Don Juan, Op.20
Vier letzte Lieder
Meinem Kinde, Op.37/3; Liebeshymnus, Op.32/3; Das Bächlein, Op.88/1; Ruhe, meine Seele, Op.27/1; Die heiligen drei Könige aus Morgenland, Op.56/6
Also sprach Zarathustra, Op.30
Renée Fleming (soprano)
The MET Orchestra
Reviewed by: Christopher Browner
Reviewed: 22 May, 2016
Venue: Stern Auditorium, Carnegie Hall, New York City
In this season-ending MET Orchestra concert, the second of three at Carnegie Hall, David Robertson led a Richard Strauss program with Renée Fleming. Robertson was called in to replace James Levine, recently announced as Music Director Emeritus of the Metropolitan Opera. Levine conducted the concert on May 19 as he will on May 26.
The core of this matinee belonged to Fleming, who debuted at the Met twenty-five years ago. Hers is a gauzy, metallic sound that shines brightly in the roles of Strauss’s operatic heroines. It is fitting then that next season, when she bids farewell to the stage, Fleming will deliver her final portrayals of the Marschallin in Der Rosenkavalier in New York and London.

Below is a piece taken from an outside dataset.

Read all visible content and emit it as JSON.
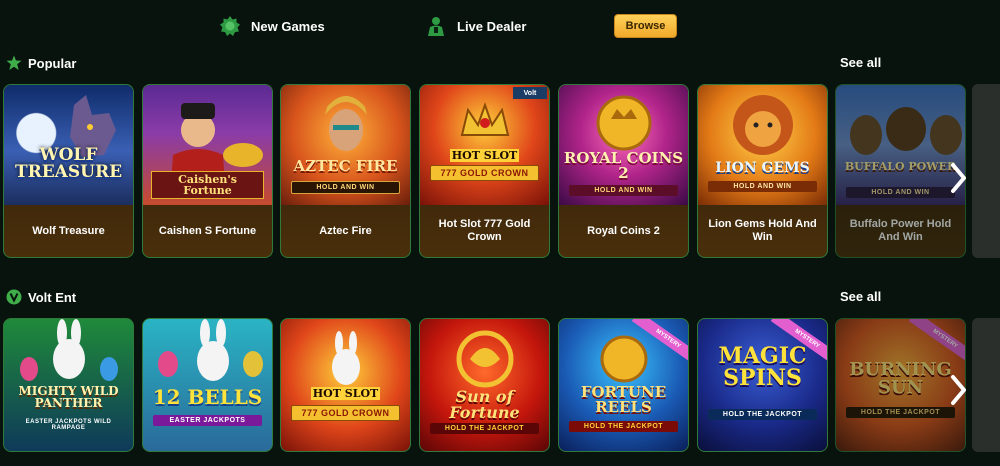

On this Sunday afternoon, Fleming included the Four Last Songs. Her intimate connection to these settings was immediately evident: she sang with delicate polish and nuance. Time has taken its toll on her once-lustrous instrument, and top notes have begun to thin noticeably, but the lower end of her range has grown darker, adding especially affecting shading in the weightiest passages.
After intermission, Fleming offered five further Lieder from across Strauss’s output, ranging from the lullaby ‘Meinem Kinde’ to ‘Die heiligen drei Könige aus Morgenland’, a narration of the journey of the Three Magi to the home of the infant Christ. This was an eclectic mix that, while enjoyable, did not make for the most cohesive combination. As an encore Fleming closed with a rousing ‘Cäcilie’, which overflowed with winning charisma.
The concert had opened with Robertson’s exuberant reading of Don Juan, and it closed with Also sprach Zarathustra, inspired by Nietzsche. Zarathustra’s introduction was made generally famous by Stanley Kubrick’s film 2001: A Space Odyssey, but thanks to the MET Orchestra’s dynamic execution, the bold preface was freed from cliché. Robertson and the ensemble masterfully realized Strauss’s colorful orchestration and transitioned deftly between the sections. David Chan brought lyrical sweetness and technical finesse to the violin lines. Thanks to its performances of Strauss’s operas, the MET Orchestra has great familiarity with his styles – sweeping melody, lush orchestration, and avant-garde harmony. This familiarity was channeled into superb playing of challenging repertoire: when the MET Orchestra exchanges the pit for the concert hall stage, it is confirmed as among the premier music-making institutions.